● **Exercise aim**: In the material below, count the lines with the word "structure" and state that number only.

● **Input data**:
________________________________________

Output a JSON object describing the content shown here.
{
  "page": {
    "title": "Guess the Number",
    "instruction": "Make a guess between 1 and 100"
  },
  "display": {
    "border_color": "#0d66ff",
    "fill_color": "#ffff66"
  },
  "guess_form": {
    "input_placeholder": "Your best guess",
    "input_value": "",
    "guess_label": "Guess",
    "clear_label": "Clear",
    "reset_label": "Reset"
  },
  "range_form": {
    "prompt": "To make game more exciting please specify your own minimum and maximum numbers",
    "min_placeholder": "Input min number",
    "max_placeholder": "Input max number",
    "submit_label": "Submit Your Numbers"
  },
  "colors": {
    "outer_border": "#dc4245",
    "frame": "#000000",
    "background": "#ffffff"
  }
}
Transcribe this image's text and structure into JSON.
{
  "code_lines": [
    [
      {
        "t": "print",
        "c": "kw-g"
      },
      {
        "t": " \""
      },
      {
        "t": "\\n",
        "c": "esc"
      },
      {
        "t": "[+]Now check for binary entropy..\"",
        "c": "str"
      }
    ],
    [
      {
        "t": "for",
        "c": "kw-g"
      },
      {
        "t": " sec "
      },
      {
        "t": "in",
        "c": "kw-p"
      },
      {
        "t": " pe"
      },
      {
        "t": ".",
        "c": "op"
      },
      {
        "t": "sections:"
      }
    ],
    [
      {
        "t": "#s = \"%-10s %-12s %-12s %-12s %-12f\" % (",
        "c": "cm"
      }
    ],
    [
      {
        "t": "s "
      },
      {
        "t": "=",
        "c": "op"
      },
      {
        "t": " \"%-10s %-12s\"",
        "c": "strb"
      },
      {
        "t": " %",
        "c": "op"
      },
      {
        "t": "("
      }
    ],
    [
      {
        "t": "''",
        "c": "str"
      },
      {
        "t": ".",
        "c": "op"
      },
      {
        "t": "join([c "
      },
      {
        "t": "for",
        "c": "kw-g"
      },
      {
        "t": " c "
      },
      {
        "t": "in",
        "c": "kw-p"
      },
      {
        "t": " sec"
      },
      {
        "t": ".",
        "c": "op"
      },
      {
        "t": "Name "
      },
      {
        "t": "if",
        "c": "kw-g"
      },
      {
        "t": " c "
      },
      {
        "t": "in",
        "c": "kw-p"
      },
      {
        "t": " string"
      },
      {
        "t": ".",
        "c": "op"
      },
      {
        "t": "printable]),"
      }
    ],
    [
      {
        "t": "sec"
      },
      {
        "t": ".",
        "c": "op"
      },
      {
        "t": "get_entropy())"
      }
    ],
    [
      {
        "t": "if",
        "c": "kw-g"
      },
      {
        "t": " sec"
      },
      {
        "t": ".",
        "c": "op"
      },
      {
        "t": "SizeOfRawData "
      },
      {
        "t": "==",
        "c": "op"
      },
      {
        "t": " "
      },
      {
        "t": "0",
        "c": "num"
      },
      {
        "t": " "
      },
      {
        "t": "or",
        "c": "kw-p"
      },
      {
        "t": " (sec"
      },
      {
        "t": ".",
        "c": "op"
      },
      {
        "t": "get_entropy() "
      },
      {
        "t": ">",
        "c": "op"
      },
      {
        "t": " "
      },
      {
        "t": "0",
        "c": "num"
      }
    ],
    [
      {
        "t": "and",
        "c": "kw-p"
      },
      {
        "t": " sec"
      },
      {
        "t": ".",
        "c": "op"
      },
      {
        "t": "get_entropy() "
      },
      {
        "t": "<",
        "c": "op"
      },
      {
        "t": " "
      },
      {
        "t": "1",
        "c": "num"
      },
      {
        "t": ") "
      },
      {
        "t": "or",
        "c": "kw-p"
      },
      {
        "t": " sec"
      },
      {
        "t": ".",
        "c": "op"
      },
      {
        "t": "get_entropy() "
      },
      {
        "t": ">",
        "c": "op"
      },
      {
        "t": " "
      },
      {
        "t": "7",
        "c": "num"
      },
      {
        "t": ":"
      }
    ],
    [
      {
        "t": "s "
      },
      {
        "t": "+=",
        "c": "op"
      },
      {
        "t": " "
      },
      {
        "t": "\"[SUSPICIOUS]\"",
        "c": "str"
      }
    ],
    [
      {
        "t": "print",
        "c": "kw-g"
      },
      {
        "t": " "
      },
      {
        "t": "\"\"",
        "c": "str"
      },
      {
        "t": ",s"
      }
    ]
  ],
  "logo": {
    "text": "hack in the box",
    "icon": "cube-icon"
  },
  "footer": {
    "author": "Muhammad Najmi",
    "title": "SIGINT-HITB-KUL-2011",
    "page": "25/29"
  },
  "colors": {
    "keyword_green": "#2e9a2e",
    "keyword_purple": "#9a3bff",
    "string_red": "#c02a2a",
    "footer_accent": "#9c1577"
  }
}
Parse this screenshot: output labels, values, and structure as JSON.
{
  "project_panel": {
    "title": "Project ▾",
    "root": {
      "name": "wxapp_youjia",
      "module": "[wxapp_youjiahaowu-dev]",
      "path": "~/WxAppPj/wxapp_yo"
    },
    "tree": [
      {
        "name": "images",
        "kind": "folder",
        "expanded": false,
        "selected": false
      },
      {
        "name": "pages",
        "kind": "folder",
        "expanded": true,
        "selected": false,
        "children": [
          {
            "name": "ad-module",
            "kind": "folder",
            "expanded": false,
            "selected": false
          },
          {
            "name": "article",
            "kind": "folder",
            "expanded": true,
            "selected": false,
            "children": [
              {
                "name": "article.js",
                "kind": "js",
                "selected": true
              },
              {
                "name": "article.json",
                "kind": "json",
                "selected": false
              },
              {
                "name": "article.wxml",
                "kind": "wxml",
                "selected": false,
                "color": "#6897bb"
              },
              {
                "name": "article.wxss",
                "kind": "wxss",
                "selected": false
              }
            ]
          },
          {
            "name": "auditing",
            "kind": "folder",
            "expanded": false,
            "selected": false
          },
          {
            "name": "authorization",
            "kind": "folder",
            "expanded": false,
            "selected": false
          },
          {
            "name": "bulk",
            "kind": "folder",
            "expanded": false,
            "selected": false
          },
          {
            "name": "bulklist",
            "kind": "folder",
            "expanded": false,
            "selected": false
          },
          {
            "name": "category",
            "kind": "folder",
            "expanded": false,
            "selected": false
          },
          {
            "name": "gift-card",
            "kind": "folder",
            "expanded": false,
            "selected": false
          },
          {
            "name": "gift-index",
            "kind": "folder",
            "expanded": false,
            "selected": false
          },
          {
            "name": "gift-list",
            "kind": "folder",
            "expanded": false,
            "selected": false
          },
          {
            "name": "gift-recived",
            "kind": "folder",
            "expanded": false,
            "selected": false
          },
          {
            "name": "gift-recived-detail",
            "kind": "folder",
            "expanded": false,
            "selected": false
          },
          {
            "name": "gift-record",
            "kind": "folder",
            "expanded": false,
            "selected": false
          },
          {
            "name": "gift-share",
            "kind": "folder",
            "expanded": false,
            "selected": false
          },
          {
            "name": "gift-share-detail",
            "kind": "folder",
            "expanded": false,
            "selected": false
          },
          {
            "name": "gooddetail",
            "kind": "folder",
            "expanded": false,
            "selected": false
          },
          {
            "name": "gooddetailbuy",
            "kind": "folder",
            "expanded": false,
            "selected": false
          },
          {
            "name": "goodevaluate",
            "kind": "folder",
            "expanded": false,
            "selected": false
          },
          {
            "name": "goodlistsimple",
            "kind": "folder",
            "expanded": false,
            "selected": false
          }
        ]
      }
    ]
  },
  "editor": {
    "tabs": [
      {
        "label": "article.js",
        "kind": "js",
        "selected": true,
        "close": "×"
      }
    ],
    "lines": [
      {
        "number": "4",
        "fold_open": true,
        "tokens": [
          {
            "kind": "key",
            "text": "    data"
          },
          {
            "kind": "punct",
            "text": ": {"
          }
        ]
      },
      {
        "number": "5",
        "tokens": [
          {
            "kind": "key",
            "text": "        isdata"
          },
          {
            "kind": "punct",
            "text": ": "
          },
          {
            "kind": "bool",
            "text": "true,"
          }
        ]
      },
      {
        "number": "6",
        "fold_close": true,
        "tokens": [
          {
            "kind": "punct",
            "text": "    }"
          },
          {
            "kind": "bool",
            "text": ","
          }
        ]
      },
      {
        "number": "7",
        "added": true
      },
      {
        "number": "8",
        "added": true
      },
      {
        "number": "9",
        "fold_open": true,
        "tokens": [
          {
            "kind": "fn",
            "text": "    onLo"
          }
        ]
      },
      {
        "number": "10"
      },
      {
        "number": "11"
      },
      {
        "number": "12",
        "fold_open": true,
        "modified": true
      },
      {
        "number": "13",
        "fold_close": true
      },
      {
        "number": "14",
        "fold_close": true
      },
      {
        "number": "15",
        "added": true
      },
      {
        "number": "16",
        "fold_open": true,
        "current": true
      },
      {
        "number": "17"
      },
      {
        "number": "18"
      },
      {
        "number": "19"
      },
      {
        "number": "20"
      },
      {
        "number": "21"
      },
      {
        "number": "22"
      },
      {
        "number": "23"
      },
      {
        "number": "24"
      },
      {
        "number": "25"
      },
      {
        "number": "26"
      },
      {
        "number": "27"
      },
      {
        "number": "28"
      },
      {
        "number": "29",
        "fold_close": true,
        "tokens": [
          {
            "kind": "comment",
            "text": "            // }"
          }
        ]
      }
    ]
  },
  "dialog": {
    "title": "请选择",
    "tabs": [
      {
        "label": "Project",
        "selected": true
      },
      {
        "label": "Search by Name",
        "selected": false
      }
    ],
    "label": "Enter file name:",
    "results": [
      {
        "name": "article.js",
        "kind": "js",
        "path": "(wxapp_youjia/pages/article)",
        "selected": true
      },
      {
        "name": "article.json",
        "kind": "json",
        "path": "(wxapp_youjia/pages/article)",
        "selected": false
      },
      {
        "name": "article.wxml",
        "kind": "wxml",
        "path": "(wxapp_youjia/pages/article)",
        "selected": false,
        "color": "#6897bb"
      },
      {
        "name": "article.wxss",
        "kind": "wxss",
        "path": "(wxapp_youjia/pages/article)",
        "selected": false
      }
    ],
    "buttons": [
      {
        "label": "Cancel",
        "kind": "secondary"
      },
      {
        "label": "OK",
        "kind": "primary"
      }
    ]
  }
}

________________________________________

● **Result for this exercise**: 2